ABOUT THIS TASK
Figure out the number of lines in the entries that hold the string "closable", then give that number and nothing else.

** DATA EXCERPTS follows **

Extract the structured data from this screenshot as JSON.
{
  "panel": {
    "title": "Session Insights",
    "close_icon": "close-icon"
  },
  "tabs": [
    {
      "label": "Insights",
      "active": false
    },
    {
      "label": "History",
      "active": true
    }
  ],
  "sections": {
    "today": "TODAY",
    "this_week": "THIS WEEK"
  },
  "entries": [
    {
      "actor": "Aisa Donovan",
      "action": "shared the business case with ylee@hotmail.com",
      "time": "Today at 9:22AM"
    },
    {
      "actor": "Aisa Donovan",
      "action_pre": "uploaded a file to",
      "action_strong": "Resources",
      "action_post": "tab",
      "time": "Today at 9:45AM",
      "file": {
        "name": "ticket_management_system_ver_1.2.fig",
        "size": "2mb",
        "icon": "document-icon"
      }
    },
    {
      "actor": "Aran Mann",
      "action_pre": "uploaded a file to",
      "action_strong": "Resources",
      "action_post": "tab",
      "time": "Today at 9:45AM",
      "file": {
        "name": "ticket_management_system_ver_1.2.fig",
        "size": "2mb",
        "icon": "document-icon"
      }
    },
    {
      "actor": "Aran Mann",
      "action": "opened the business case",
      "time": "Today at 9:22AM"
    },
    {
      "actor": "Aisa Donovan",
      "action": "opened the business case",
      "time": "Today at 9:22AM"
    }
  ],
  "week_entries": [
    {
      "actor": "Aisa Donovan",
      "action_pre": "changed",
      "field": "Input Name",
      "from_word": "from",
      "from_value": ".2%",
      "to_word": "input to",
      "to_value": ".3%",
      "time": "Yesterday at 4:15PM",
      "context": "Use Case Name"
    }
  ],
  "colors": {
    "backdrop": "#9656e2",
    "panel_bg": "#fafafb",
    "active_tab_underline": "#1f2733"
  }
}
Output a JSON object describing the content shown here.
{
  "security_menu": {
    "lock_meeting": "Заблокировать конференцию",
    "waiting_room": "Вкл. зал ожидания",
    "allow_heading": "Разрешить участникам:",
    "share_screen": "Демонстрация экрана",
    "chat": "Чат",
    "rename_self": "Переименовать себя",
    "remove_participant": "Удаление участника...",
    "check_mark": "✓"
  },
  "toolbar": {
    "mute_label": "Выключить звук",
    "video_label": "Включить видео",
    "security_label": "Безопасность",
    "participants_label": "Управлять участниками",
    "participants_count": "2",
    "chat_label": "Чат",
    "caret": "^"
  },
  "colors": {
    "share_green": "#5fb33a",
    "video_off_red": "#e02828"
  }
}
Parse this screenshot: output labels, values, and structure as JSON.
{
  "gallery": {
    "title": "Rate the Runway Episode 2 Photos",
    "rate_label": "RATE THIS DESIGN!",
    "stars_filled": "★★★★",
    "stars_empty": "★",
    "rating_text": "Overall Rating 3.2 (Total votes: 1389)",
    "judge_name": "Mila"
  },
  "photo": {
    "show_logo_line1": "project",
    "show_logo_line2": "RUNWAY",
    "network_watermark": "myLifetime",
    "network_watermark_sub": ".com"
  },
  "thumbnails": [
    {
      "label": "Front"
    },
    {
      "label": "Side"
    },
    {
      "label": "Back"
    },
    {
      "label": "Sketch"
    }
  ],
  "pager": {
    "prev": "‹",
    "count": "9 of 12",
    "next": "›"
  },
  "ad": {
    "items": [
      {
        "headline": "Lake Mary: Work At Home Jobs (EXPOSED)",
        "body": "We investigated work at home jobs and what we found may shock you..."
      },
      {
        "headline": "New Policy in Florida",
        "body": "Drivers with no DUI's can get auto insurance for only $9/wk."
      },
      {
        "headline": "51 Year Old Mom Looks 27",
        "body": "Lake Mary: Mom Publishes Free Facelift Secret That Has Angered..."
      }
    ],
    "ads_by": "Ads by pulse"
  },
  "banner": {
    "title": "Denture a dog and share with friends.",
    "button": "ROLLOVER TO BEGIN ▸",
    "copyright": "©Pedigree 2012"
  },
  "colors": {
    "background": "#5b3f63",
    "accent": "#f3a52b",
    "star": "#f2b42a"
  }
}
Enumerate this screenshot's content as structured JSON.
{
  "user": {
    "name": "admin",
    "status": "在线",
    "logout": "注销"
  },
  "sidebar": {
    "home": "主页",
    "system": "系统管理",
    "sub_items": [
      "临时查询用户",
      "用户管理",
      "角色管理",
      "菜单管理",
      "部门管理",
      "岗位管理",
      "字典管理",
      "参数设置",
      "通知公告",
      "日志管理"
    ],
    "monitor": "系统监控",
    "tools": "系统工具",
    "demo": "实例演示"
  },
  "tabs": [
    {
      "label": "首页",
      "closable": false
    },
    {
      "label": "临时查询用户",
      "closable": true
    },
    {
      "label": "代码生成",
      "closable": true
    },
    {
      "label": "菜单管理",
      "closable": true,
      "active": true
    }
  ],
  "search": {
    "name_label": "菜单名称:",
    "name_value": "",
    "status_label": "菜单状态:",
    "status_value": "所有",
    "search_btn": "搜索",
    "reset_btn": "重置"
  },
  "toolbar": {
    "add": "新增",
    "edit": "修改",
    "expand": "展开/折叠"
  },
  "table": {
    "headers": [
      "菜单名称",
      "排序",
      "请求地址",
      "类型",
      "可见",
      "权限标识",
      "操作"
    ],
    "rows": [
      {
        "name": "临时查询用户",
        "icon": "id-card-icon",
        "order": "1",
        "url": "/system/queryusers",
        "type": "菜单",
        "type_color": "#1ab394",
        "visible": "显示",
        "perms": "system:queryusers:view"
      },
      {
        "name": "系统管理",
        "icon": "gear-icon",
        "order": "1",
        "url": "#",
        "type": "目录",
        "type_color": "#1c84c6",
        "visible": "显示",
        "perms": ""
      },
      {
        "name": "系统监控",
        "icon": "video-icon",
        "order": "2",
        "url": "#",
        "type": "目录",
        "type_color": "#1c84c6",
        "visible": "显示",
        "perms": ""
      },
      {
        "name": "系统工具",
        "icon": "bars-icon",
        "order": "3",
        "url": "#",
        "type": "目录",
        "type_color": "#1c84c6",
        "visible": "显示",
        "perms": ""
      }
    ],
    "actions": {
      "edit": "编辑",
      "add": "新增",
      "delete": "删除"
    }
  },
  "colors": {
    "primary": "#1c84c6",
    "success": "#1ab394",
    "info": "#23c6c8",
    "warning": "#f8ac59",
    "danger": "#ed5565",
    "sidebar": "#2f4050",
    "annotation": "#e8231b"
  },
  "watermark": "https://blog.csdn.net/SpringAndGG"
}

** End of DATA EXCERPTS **

RESULT OF THIS TASK
4